Requirement: I would like you to return all of the records exactly as they stand.

Interface dataset entries:
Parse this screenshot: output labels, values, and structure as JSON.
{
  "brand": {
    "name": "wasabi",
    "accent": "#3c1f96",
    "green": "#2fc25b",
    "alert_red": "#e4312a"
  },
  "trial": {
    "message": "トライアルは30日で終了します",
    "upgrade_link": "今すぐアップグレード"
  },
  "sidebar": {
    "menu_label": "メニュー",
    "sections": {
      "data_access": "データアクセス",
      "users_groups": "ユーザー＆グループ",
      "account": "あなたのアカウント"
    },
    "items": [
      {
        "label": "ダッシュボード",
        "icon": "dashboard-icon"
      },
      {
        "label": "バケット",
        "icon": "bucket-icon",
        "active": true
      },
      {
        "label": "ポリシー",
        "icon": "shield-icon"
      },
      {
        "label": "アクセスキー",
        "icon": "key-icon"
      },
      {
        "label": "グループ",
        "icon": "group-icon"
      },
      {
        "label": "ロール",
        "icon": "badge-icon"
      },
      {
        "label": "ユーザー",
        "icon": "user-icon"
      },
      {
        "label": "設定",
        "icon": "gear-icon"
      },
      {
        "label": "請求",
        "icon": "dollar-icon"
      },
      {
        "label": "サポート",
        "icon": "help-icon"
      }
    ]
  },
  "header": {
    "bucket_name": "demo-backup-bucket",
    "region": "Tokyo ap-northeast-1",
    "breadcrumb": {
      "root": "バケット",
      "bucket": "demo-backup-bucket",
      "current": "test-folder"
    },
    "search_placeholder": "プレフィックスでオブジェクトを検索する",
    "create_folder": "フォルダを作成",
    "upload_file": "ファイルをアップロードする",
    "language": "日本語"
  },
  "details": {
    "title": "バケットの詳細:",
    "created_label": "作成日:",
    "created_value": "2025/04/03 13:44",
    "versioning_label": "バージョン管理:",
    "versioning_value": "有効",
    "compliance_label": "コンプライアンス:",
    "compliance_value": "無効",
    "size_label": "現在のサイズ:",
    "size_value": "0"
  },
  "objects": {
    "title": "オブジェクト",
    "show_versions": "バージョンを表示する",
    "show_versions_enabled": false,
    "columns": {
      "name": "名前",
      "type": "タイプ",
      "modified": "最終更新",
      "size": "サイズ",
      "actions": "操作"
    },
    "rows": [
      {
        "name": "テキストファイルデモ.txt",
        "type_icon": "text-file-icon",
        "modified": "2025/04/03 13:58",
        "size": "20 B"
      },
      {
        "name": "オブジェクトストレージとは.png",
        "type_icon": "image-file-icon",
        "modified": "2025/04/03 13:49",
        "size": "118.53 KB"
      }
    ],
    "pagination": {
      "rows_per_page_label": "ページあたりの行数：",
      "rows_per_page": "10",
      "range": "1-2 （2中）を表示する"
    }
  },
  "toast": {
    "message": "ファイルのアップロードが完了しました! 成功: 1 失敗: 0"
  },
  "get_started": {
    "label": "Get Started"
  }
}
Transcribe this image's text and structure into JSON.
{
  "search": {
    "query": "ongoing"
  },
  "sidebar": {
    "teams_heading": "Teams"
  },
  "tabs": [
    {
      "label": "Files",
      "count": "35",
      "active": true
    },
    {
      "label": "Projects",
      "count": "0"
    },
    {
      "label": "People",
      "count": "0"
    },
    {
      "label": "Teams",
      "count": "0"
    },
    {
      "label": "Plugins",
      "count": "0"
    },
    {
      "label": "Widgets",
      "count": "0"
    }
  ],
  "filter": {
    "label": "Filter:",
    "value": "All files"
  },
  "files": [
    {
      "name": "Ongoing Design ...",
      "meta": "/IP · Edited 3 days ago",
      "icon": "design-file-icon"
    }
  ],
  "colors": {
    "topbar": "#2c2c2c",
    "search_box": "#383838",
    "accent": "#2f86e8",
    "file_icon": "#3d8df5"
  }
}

Exercise result:
Parse this screenshot: output labels, values, and structure as JSON.
{
  "brand": {
    "name": "wasabi",
    "accent": "#3c1f96",
    "green": "#2fc25b",
    "alert_red": "#e4312a"
  },
  "trial": {
    "message": "トライアルは30日で終了します",
    "upgrade_link": "今すぐアップグレード"
  },
  "sidebar": {
    "menu_label": "メニュー",
    "sections": {
      "data_access": "データアクセス",
      "users_groups": "ユーザー＆グループ",
      "account": "あなたのアカウント"
    },
    "items": [
      {
        "label": "ダッシュボード",
        "icon": "dashboard-icon"
      },
      {
        "label": "バケット",
        "icon": "bucket-icon",
        "active": true
      },
      {
        "label": "ポリシー",
        "icon": "shield-icon"
      },
      {
        "label": "アクセスキー",
        "icon": "key-icon"
      },
      {
        "label": "グループ",
        "icon": "group-icon"
      },
      {
        "label": "ロール",
        "icon": "badge-icon"
      },
      {
        "label": "ユーザー",
        "icon": "user-icon"
      },
      {
        "label": "設定",
        "icon": "gear-icon"
      },
      {
        "label": "請求",
        "icon": "dollar-icon"
      },
      {
        "label": "サポート",
        "icon": "help-icon"
      }
    ]
  },
  "header": {
    "bucket_name": "demo-backup-bucket",
    "region": "Tokyo ap-northeast-1",
    "breadcrumb": {
      "root": "バケット",
      "bucket": "demo-backup-bucket",
      "current": "test-folder"
    },
    "search_placeholder": "プレフィックスでオブジェクトを検索する",
    "create_folder": "フォルダを作成",
    "upload_file": "ファイルをアップロードする",
    "language": "日本語"
  },
  "details": {
    "title": "バケットの詳細:",
    "created_label": "作成日:",
    "created_value": "2025/04/03 13:44",
    "versioning_label": "バージョン管理:",
    "versioning_value": "有効",
    "compliance_label": "コンプライアンス:",
    "compliance_value": "無効",
    "size_label": "現在のサイズ:",
    "size_value": "0"
  },
  "objects": {
    "title": "オブジェクト",
    "show_versions": "バージョンを表示する",
    "show_versions_enabled": false,
    "columns": {
      "name": "名前",
      "type": "タイプ",
      "modified": "最終更新",
      "size": "サイズ",
      "actions": "操作"
    },
    "rows": [
      {
        "name": "テキストファイルデモ.txt",
        "type_icon": "text-file-icon",
        "modified": "2025/04/03 13:58",
        "size": "20 B"
      },
      {
        "name": "オブジェクトストレージとは.png",
        "type_icon": "image-file-icon",
        "modified": "2025/04/03 13:49",
        "size": "118.53 KB"
      }
    ],
    "pagination": {
      "rows_per_page_label": "ページあたりの行数：",
      "rows_per_page": "10",
      "range": "1-2 （2中）を表示する"
    }
  },
  "toast": {
    "message": "ファイルのアップロードが完了しました! 成功: 1 失敗: 0"
  },
  "get_started": {
    "label": "Get Started"
  }
}
Transcribe this image's text and structure into JSON.
{
  "search": {
    "query": "ongoing"
  },
  "sidebar": {
    "teams_heading": "Teams"
  },
  "tabs": [
    {
      "label": "Files",
      "count": "35",
      "active": true
    },
    {
      "label": "Projects",
      "count": "0"
    },
    {
      "label": "People",
      "count": "0"
    },
    {
      "label": "Teams",
      "count": "0"
    },
    {
      "label": "Plugins",
      "count": "0"
    },
    {
      "label": "Widgets",
      "count": "0"
    }
  ],
  "filter": {
    "label": "Filter:",
    "value": "All files"
  },
  "files": [
    {
      "name": "Ongoing Design ...",
      "meta": "/IP · Edited 3 days ago",
      "icon": "design-file-icon"
    }
  ],
  "colors": {
    "topbar": "#2c2c2c",
    "search_box": "#383838",
    "accent": "#2f86e8",
    "file_icon": "#3d8df5"
  }
}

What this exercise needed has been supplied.